- MATERIAL SHOWN
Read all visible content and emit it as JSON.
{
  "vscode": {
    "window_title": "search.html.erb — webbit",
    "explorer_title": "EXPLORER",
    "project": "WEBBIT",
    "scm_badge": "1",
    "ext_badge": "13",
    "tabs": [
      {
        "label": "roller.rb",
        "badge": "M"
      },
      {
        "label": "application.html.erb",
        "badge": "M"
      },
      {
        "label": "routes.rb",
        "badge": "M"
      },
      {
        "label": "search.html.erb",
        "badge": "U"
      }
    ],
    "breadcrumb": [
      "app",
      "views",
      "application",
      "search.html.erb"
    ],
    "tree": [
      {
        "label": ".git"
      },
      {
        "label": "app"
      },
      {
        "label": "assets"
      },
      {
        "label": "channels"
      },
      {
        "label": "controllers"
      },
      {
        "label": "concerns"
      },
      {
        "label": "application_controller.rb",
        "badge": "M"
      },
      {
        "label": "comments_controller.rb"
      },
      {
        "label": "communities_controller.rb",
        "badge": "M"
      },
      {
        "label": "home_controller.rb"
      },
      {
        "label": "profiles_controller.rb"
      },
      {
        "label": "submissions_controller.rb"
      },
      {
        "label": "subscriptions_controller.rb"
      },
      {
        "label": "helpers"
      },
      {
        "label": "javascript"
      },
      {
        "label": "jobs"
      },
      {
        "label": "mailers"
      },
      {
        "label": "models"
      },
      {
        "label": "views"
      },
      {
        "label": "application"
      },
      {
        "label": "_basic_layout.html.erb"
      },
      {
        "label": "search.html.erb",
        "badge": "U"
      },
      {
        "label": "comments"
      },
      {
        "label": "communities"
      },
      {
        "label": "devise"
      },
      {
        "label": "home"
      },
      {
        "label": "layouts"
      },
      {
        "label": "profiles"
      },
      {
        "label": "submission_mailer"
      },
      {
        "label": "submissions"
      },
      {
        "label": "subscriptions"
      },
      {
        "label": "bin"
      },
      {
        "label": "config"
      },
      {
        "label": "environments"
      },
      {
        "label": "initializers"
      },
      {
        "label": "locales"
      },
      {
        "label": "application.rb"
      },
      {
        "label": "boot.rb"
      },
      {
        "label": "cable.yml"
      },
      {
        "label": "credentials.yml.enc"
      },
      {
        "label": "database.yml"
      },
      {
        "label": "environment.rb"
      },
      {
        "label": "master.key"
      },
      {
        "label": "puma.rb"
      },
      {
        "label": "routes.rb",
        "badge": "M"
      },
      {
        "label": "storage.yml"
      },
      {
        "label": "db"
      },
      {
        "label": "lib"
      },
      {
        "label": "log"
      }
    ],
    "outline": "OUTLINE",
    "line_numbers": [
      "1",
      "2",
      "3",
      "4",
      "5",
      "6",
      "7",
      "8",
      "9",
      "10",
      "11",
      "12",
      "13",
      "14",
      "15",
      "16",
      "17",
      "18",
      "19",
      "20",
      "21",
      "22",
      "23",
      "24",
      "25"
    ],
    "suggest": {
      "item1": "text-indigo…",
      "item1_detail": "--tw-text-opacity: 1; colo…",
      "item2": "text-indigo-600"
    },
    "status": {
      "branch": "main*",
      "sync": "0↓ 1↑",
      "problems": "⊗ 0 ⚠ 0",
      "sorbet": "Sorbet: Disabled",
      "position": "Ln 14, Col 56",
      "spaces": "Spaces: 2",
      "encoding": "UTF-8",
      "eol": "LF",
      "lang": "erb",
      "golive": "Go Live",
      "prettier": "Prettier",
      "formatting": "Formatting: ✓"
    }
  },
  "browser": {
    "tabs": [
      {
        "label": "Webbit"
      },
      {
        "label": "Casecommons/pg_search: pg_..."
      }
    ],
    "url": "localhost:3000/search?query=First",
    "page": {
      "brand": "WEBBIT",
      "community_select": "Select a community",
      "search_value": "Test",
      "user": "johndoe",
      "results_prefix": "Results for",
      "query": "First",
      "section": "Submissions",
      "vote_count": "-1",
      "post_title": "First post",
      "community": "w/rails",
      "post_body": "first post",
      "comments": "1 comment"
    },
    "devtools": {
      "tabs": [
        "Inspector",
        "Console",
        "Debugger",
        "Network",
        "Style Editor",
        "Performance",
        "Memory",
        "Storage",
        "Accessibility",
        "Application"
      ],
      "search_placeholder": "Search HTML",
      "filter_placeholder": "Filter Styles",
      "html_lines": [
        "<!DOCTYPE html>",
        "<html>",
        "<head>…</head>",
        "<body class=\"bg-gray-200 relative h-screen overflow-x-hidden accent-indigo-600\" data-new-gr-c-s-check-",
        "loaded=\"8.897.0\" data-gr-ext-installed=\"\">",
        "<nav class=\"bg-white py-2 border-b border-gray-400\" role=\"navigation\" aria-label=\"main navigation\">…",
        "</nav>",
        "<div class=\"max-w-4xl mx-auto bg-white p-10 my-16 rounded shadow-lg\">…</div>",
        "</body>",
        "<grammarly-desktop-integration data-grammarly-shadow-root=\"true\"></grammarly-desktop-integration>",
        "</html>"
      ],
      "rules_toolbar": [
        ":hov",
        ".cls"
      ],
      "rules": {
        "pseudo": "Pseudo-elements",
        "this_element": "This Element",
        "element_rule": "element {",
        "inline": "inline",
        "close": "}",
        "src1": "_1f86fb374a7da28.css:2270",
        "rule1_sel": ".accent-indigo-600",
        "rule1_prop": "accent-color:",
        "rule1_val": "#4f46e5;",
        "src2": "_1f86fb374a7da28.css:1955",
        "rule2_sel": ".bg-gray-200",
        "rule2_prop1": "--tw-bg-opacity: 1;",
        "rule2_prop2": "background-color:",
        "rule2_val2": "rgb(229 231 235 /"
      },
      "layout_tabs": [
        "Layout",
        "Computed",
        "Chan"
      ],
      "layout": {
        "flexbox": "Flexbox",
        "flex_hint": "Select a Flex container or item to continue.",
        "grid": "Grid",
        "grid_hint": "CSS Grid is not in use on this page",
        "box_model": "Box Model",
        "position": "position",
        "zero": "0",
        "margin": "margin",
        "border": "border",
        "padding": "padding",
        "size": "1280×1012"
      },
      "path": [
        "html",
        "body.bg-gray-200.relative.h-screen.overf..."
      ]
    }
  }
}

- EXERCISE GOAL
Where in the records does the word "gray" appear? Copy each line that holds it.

- FINAL ANSWER
        "<body class=\"bg-gray-200 relative h-screen overflow-x-hidden accent-indigo-600\" data-new-gr-c-s-check-",
        "<nav class=\"bg-white py-2 border-b border-gray-400\" role=\"navigation\" aria-label=\"main navigation\">…",
        "rule2_sel": ".bg-gray-200",
        "body.bg-gray-200.relative.h-screen.overf..."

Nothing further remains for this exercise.